Released: 1995

Kick back and let’s ride into the intricacies of “Knowledge God” by the lyrical samurai, Raekwon. Fresh off the Wu-Tang Clan powerhouse, this cut from his debut solo album “Only Built 4 Cuban Linx…” takes us deep into the gritty realities of street life and hustling. Raekwon pulls no punches in his vivid imagery, while always aligning things back to the core teachings of the Five-Percent Nation, a cultural movement deeply embedded in hip-hop.

Starting with the intro, Raekwon and Ghostface Killah give a shout out to their hood and reflect on their tough upbringing. When Raekwon says “YouknowhatI’msayin,” he’s indicating that the experiences he’s about to detail are steeped in authentic, painful reality. He sets the stage for the realness that’s about to follow.

Moving on to the first verse, “Fake niggaz throw shit in they drinks” refers to the deceitful behavior commonly encountered in the hustle. Raekwon mentions “Club nights we snatch linx”, linx here refers to gold chains, a symbol of status in the rap game. He even touches on the hard drugs scene with lines like “World of Sport niggaz snort coke by the seconds / Niggaz projects filled with fiends injectin / Morphine…” This provides a vivid snapshot of the harsh environment he’s born and bred in.

Raekwon Knowledge God

The chorus comes in with a bang. Raekwon uses Five Percent Nation terminology, asking “What’s today’s mathematic Son? Knowledge God”. Here “Knowledge” relates to awareness of one’s identity, history, and the role in life and society, while “God” signifies the divine essence within the Black man, according to the teachings of the Five-Percent Nation.

The second verse continues with Rae’s narratives of the street life, the dangers, and the everyday hustles. References to cash transactions such as “Keys twenty-four a brick” indicate drug deals. Here a “brick” is a reference to a significant quantity of drugs, a kilogram to be exact.

The final mention of places across the globe shows Raekwon throwing out love for his fanbase. The phrases “Miami niggaz”, “London, Europe, Africa” and “the fifty-two states” metaphorically illustrate Raekwon spreading his influence worldwide, indicating both the extent of Wu-Tang’s fame and the universal impact of hip-hop culture.

In conclusion, “Knowledge God” is a raw, chilling account of street life, blending hardcore realities with wisdom from the Five-Percent Nation philosophy, all layered over a timeless boom-bap beat.

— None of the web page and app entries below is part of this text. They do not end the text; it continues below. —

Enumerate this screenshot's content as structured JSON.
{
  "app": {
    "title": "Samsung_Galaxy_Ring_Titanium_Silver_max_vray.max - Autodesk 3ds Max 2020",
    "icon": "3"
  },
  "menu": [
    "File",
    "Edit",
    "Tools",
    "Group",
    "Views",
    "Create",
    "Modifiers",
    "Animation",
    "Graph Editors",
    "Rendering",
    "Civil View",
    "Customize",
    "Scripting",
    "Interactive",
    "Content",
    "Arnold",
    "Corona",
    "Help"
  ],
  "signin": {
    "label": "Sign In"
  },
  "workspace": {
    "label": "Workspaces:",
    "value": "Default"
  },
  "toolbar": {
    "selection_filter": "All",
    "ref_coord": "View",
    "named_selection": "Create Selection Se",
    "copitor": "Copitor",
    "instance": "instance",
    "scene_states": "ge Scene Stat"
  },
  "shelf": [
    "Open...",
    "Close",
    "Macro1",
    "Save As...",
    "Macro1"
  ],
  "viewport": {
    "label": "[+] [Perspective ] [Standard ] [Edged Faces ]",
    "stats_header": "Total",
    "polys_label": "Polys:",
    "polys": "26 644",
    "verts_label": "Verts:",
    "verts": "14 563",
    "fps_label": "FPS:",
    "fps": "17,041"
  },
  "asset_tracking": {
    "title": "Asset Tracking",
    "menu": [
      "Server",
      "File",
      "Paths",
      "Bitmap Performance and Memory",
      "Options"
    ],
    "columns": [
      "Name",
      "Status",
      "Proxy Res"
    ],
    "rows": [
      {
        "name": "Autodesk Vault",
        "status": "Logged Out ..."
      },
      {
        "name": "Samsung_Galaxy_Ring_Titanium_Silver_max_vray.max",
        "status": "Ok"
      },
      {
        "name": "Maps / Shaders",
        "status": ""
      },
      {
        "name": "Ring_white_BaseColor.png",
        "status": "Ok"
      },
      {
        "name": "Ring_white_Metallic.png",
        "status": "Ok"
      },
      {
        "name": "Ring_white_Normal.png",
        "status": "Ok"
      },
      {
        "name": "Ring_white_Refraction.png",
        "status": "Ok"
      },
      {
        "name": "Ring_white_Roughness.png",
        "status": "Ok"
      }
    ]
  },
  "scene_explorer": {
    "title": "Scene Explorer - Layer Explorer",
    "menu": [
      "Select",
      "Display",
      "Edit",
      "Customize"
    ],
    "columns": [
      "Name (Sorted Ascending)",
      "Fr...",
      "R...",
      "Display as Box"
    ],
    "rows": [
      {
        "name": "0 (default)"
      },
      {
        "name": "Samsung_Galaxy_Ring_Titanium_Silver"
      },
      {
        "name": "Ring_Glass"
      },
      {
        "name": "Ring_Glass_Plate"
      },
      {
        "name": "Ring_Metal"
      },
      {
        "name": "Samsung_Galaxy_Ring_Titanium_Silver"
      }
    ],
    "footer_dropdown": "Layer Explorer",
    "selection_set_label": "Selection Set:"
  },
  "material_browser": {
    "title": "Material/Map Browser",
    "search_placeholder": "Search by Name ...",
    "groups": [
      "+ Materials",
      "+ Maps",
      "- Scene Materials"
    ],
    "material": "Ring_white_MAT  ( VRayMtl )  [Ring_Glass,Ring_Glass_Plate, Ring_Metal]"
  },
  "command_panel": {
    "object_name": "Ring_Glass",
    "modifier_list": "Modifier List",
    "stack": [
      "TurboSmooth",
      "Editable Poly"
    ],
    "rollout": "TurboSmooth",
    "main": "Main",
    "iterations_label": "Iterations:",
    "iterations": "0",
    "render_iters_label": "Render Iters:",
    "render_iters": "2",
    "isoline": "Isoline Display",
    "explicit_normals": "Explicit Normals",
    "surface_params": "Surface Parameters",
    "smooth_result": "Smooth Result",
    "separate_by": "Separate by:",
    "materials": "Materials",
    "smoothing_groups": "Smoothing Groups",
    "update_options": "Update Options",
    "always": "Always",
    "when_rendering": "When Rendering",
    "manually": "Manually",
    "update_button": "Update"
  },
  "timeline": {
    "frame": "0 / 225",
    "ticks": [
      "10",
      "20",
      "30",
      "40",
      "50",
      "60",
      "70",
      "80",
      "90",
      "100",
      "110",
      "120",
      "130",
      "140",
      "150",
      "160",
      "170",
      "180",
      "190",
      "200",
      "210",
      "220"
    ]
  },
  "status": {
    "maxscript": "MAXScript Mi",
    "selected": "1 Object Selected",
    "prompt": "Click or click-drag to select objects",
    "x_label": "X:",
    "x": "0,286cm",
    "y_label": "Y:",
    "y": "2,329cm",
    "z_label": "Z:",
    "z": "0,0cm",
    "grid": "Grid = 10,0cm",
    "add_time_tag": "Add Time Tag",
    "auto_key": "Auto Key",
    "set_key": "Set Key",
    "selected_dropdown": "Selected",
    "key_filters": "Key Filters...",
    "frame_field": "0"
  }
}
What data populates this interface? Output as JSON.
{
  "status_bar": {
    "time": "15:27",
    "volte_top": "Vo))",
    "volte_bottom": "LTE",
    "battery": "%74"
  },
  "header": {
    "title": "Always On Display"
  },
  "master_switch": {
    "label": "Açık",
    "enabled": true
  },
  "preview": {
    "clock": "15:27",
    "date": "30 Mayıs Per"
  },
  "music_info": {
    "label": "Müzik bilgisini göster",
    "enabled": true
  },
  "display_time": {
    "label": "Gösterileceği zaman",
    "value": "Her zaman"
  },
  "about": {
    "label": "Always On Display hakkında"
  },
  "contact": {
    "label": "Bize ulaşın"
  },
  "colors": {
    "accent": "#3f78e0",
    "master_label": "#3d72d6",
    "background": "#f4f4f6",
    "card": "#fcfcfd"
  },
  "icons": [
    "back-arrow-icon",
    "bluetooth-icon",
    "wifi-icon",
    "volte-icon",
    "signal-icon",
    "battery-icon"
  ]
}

This is Raekwon at his best, the lyricist who paints a vivid picture of the mean streets with his words, yet always reminding you there’s more beneath the surface. A true knowledge god indeed.